• **Provided records**:
········

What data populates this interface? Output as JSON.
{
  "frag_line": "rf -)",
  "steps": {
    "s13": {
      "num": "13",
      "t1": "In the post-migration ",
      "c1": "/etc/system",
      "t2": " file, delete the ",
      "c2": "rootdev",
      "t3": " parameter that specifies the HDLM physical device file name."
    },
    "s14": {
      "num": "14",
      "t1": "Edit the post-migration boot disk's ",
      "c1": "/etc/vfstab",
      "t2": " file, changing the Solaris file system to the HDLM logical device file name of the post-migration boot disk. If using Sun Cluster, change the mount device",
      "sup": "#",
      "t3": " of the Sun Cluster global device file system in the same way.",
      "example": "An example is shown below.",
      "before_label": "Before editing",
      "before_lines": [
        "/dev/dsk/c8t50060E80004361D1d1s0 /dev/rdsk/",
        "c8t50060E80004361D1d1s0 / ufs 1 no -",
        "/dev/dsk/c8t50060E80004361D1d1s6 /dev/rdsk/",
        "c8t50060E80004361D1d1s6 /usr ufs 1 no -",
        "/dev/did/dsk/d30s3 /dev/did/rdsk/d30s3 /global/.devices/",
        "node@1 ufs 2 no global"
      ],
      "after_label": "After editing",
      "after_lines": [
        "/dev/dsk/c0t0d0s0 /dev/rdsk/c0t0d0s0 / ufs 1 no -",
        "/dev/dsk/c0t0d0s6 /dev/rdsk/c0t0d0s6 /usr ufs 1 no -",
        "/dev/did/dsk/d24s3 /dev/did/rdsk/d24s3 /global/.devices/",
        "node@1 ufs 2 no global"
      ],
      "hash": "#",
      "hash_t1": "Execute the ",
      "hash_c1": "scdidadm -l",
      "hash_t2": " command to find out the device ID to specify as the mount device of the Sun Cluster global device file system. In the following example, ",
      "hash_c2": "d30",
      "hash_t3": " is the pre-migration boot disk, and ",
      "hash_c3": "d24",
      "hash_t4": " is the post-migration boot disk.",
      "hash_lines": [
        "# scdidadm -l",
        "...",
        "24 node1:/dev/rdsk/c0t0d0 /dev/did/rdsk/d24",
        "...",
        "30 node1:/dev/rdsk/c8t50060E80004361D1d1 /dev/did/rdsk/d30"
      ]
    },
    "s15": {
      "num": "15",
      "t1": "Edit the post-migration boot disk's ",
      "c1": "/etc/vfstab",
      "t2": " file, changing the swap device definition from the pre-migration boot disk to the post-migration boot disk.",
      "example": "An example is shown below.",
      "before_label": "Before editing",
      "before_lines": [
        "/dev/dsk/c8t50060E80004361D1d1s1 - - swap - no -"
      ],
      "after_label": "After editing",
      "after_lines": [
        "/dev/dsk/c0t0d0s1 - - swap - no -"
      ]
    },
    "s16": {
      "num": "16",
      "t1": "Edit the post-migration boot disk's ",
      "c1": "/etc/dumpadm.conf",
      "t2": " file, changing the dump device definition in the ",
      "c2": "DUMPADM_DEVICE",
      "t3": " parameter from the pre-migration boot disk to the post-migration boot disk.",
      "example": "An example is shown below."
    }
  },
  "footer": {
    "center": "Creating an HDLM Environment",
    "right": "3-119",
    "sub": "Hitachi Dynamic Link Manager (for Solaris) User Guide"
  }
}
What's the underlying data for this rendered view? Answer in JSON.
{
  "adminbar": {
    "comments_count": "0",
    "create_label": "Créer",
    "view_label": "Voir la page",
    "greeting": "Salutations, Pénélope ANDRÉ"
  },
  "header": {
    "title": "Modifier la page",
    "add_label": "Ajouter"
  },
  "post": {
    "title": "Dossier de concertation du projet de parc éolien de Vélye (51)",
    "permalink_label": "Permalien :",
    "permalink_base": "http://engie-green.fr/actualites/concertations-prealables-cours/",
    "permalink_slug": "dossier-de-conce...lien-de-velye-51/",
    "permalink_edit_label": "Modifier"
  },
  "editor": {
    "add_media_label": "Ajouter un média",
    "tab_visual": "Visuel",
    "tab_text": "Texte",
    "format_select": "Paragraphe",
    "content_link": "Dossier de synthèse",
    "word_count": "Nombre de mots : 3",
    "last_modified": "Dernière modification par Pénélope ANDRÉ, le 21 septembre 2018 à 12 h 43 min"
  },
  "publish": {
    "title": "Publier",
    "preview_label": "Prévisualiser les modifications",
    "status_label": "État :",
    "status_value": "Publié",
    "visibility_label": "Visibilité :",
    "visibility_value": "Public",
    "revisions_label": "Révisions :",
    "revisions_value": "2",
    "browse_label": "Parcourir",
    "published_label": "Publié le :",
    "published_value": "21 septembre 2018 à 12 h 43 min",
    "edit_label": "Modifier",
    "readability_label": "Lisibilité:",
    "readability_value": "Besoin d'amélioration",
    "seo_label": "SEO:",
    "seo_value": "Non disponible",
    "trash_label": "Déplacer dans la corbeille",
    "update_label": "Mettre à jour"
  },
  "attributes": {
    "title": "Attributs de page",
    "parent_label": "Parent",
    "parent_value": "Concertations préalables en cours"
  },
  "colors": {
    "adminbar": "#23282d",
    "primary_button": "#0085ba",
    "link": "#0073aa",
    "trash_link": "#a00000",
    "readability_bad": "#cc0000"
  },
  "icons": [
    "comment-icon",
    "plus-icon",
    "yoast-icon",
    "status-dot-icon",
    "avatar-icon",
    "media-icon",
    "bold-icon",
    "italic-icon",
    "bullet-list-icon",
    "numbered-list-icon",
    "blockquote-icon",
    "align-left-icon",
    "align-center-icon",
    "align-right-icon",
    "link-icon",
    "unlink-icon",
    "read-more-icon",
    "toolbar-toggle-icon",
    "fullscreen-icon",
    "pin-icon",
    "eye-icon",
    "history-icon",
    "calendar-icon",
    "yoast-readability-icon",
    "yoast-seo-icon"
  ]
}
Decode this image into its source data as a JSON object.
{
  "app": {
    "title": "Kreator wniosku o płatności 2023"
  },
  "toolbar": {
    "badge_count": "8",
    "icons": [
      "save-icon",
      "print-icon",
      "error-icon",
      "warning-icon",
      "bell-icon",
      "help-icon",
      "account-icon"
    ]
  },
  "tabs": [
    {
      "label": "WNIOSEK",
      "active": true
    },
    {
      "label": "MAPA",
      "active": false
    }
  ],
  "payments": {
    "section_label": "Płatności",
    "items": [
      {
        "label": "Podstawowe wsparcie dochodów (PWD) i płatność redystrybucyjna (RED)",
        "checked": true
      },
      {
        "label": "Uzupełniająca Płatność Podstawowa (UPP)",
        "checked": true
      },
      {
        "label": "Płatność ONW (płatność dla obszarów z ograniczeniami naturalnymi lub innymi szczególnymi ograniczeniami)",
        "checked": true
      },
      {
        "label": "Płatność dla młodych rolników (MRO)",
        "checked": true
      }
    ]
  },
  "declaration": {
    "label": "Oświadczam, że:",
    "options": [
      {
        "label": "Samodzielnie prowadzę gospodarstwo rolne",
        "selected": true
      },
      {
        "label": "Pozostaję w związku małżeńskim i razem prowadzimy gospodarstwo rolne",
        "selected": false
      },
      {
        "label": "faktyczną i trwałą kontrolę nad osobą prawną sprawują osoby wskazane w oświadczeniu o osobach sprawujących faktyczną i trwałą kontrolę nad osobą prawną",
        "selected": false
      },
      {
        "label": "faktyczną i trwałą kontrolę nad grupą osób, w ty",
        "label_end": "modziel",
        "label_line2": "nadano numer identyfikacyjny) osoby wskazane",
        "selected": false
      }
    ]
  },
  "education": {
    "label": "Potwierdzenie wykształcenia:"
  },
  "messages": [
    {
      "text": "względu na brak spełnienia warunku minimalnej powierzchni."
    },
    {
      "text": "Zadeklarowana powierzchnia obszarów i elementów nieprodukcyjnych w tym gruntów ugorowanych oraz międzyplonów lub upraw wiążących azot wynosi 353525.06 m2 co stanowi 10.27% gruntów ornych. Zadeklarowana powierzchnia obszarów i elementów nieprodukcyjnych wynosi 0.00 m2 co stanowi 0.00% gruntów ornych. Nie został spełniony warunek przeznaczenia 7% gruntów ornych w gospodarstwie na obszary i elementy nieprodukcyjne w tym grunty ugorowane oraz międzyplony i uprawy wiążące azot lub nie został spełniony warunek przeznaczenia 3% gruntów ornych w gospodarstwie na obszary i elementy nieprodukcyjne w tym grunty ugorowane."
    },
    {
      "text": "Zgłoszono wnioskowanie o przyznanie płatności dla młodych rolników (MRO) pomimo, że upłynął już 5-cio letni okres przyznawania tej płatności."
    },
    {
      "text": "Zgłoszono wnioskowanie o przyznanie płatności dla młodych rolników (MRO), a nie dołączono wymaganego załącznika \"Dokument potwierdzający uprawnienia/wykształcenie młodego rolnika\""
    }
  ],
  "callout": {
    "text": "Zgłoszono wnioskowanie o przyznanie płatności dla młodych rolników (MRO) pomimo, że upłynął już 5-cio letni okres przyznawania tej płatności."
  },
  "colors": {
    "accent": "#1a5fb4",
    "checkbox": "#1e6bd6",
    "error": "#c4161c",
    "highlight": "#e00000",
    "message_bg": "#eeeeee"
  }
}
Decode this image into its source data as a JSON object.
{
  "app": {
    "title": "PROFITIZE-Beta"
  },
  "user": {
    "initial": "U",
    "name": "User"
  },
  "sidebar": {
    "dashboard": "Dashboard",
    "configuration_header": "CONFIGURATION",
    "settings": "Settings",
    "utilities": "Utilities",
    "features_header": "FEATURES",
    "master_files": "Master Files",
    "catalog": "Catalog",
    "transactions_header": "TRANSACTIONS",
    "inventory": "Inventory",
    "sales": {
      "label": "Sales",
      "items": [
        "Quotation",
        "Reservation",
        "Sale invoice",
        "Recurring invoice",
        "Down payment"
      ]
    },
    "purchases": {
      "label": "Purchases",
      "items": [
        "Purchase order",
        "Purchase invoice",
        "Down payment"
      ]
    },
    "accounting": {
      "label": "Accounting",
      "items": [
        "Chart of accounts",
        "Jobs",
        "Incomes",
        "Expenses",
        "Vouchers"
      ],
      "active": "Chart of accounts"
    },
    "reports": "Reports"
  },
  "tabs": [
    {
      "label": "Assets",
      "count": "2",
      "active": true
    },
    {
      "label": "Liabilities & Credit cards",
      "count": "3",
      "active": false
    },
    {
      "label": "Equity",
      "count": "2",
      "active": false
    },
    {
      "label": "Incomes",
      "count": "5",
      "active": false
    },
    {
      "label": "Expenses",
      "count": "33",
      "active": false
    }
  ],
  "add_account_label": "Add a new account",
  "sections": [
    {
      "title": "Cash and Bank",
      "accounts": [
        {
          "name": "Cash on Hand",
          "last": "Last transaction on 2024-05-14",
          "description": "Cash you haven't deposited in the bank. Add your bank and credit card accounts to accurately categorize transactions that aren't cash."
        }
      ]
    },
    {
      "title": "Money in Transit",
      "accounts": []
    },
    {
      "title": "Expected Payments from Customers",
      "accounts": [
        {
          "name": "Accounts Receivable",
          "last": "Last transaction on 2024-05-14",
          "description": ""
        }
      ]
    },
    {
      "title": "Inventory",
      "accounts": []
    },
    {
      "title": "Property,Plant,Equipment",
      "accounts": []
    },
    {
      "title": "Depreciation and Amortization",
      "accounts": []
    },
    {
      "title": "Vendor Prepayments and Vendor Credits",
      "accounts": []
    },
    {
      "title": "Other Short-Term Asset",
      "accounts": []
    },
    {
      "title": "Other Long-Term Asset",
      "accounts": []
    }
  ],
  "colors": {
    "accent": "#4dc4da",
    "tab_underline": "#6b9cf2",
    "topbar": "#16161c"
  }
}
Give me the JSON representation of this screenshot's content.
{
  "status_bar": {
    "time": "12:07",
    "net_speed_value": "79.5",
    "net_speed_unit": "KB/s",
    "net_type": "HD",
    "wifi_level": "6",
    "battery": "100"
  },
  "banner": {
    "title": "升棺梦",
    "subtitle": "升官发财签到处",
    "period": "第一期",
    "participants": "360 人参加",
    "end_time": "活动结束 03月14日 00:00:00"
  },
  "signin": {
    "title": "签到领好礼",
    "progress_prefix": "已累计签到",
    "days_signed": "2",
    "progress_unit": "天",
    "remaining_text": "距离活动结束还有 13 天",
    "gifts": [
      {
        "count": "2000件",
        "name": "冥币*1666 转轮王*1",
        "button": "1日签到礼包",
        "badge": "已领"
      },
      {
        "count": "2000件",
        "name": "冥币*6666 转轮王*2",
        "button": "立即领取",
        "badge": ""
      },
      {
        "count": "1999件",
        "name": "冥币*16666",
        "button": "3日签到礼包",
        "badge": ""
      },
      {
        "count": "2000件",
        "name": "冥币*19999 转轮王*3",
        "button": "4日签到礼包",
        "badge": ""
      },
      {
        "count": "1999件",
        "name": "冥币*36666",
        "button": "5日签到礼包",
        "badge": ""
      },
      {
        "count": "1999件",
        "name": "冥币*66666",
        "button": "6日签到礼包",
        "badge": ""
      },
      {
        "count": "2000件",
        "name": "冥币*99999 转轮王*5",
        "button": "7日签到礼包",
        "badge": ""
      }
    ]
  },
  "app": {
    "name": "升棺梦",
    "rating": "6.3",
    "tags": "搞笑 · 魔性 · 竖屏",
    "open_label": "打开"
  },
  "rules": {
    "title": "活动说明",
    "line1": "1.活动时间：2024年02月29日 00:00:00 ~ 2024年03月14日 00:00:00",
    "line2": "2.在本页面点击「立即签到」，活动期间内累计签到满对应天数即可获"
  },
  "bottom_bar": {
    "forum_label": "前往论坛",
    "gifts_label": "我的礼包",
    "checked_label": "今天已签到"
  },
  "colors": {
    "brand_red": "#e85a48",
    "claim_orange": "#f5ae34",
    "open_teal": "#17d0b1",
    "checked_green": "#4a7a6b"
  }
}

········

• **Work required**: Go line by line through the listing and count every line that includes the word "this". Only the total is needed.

• **Your solution**: 5